If you started your journey of learning about Montessori education by reading the first book you found by Maria Montessori, you might have found it rough going. Some books in our field, especially some by Montessori herself, can be a little hard to get into if you don’t already understand her basic principles. Though she was a gifted writer and presenter, Dr. Montessori was also an Italian woman who grew up during the Victorian era. For some, her style can take some adjustment to enjoy. Also, many books attributed to her may have been compiled at least in part from transcriptions of her lectures. All these factors can discourage Montessori teachers in training from exploring this essential resource fully. Please don’t let that happen. If you want to use Montessori’s discoveries, you really do need to learn from her directly as much as you can.

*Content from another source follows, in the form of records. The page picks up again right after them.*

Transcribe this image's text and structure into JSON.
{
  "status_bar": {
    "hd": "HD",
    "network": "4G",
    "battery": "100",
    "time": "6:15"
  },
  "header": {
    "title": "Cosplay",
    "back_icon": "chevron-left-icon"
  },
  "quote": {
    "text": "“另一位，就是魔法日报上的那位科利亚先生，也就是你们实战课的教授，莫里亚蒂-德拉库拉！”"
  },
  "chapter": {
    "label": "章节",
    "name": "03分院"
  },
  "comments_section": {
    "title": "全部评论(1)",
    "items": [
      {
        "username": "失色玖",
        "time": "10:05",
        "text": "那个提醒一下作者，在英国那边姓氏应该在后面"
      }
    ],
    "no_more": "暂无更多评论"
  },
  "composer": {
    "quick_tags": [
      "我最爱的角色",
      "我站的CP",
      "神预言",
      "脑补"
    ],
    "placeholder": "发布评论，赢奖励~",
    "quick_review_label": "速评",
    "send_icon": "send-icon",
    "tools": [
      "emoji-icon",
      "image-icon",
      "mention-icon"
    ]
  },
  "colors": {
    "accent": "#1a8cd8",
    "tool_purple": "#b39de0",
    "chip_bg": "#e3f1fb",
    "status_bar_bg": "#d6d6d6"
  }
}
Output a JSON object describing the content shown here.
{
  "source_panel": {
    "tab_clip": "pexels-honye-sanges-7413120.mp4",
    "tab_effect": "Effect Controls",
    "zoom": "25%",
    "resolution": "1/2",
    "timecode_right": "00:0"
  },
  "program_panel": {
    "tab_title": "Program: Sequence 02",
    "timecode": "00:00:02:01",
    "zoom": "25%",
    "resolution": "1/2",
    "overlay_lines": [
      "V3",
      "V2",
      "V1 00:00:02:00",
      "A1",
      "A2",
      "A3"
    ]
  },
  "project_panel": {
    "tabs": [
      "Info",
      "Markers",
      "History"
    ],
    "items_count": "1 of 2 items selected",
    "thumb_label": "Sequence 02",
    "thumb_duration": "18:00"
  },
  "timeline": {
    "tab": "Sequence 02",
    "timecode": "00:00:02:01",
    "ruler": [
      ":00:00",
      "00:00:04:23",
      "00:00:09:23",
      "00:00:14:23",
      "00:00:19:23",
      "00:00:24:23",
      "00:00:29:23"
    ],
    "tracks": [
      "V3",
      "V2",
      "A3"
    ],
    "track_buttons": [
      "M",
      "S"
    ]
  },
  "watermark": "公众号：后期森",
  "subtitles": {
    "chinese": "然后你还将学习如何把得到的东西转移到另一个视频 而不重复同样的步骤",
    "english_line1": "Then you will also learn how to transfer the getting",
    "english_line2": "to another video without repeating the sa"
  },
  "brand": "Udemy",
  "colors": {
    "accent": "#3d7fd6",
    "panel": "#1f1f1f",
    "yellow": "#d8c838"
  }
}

Here is my first suggestion. Start with a very user-friendly book by a modern Montessori author, such as How to Raise an Amazing Child the Montessori Way by Tim Seldin, or by roaming around our site, Montessori blogs, and other online resources. Get a basic understanding of the prepared environment, the period of the absorbent mind, and the appropriate role for teachers or mentors in Montessori education.
Next, make your first book by Montessori herself, Dr. Montessori’s Own Handbook. This book was actually written for the American public and those starting to use her method in 1912. It will not give you all the insights of later books, but it will give you some very concrete, practical idea of how she implemented her ideas – a great place to start.
Now I’m sure some people are going to be horrified, but this next suggestion is what has worked well with new teachers and teachers in training. Read The Absorbent Mind by Maria Montessori next but read it backwards, sort of. Start with Chapter 10, Some Thoughts on Language, and read to the end of the book. Then start back with Chapter 1 and read to where you originally started. This book is Montessori’s masterwork and you really must read it. At the same time, even I who have loved it for decades find myself struggling a bit with those first chapters when I reread it (about half a dozen times so far – and I don’t reread books.)
Then enjoy her books, Discovery of the Child and The Secret of Childhood. By then you can certainly read The Montessori Method, though most of the content will be very familiar from her later books you will already have read. Her other books will make much more sense if you start with these classics.
And even if you only get as far as Dr. Montessori’s Own Handbook and the last half of The Absorbent Mind, you will still have at least some essential grounding in her approach in her words. Though I can understand why some Montessori training programs do not include reading books by Maria Montessori, this foundation is simply too important for any Montessori teacher or educator to miss.